_ABOUT THIS EXERCISE_: Look through the entries and count each line that includes the string "настройки". Reply with the number alone.

Items from an interface collection:
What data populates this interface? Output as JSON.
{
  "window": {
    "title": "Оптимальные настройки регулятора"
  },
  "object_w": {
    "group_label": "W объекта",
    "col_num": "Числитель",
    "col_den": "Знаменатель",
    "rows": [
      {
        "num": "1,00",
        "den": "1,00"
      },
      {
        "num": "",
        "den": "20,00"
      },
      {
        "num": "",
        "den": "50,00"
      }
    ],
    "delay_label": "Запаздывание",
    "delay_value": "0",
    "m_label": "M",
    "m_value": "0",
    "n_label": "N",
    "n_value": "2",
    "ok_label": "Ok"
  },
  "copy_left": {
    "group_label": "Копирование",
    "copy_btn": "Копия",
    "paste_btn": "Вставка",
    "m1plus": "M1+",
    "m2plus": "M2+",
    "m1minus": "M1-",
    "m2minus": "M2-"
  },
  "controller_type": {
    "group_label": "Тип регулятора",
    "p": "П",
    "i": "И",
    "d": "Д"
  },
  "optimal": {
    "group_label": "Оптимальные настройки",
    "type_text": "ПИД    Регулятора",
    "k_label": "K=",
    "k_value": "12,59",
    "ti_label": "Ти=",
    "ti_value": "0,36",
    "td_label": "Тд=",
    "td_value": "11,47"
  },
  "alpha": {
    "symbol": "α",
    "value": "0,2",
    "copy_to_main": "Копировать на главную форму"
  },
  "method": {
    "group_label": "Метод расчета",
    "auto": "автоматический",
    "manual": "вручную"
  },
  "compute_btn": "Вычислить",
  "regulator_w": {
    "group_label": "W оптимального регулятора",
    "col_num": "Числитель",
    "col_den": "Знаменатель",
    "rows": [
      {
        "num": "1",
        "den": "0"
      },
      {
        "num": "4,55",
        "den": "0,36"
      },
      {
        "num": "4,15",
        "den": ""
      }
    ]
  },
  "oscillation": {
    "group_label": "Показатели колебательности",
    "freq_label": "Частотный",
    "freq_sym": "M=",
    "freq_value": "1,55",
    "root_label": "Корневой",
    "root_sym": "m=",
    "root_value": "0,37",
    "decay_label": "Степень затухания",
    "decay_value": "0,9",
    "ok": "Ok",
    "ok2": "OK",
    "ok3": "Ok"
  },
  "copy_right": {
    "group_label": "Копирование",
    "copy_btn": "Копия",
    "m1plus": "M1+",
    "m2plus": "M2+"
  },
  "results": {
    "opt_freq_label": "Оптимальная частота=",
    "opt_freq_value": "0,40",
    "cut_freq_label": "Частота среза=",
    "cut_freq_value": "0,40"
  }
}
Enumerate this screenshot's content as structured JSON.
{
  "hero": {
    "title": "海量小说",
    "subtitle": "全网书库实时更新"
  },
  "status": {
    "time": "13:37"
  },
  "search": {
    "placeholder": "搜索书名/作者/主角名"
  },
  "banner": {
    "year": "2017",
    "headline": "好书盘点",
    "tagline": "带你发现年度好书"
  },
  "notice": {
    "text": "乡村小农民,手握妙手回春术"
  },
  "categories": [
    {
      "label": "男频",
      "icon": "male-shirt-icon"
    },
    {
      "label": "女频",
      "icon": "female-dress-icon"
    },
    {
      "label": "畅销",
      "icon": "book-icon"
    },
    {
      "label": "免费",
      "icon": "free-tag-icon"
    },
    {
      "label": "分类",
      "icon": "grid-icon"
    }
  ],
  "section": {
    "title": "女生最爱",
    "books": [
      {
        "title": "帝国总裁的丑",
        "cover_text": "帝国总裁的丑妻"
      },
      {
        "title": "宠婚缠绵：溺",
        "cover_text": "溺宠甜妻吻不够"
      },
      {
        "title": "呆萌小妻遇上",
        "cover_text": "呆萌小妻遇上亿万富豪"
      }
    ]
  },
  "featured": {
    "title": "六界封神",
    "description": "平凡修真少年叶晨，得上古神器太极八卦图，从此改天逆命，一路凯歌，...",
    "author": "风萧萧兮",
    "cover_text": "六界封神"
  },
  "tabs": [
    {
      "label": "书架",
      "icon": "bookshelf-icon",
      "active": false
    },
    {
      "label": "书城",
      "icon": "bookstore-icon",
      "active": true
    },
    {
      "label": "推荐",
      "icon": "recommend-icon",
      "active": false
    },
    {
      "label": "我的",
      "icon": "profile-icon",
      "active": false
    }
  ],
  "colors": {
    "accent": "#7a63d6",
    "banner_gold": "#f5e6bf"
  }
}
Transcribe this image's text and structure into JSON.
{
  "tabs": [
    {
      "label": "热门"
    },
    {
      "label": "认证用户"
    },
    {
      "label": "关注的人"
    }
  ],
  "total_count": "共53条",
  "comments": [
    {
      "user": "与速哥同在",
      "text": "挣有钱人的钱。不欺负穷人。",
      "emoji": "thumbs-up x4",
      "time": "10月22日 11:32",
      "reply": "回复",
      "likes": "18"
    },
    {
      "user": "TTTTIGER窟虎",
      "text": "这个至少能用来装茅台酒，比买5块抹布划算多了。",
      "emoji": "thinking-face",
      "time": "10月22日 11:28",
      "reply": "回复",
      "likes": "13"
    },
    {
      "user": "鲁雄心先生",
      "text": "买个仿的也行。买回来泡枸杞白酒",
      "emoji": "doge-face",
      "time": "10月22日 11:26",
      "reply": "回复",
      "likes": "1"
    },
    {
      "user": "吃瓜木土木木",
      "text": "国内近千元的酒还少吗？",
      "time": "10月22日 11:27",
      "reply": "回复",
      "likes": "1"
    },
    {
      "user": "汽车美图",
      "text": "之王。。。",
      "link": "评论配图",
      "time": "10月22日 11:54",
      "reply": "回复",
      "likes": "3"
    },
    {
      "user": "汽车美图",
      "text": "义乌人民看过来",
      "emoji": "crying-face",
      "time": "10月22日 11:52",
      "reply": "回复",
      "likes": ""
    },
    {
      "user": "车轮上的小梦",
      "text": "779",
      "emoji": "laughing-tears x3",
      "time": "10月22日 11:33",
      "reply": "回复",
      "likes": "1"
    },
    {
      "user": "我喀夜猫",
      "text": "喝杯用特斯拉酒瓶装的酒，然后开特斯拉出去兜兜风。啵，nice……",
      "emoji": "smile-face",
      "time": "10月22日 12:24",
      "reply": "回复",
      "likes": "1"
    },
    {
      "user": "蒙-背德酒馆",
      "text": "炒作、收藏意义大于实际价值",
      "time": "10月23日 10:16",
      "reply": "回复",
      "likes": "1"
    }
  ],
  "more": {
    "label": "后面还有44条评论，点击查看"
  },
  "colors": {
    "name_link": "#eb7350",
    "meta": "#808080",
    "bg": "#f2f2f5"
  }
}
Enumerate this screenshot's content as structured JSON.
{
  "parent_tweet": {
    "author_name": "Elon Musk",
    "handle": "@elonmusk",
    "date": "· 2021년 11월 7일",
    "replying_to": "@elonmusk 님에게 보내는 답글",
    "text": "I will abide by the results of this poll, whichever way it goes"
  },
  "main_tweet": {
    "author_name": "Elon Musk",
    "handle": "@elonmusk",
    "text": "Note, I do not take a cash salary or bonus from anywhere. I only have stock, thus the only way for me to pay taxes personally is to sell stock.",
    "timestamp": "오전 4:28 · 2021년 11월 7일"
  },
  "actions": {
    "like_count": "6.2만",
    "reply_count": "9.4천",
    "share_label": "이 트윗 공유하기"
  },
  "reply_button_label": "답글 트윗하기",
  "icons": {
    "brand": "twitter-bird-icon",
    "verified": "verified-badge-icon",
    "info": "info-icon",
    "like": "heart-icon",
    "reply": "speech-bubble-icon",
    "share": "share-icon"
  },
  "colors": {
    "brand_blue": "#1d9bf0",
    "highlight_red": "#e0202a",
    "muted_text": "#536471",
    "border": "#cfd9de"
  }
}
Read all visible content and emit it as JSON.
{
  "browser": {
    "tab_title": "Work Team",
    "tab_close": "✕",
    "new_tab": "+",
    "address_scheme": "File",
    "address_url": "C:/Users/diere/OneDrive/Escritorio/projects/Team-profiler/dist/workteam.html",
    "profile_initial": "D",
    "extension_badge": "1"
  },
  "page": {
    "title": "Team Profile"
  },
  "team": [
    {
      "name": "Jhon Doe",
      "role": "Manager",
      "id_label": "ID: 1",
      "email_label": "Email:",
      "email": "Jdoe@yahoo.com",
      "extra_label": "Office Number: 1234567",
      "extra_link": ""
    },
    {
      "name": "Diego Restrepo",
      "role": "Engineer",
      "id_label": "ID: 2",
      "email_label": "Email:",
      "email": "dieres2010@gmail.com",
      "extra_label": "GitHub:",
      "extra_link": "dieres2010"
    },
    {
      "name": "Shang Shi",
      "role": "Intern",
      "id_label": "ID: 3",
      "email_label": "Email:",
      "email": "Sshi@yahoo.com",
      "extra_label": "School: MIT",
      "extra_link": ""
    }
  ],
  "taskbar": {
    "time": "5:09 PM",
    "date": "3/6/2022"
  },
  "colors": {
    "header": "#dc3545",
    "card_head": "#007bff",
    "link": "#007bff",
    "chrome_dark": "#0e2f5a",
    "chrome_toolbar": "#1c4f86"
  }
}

_RESULT OF THE TASK_: 2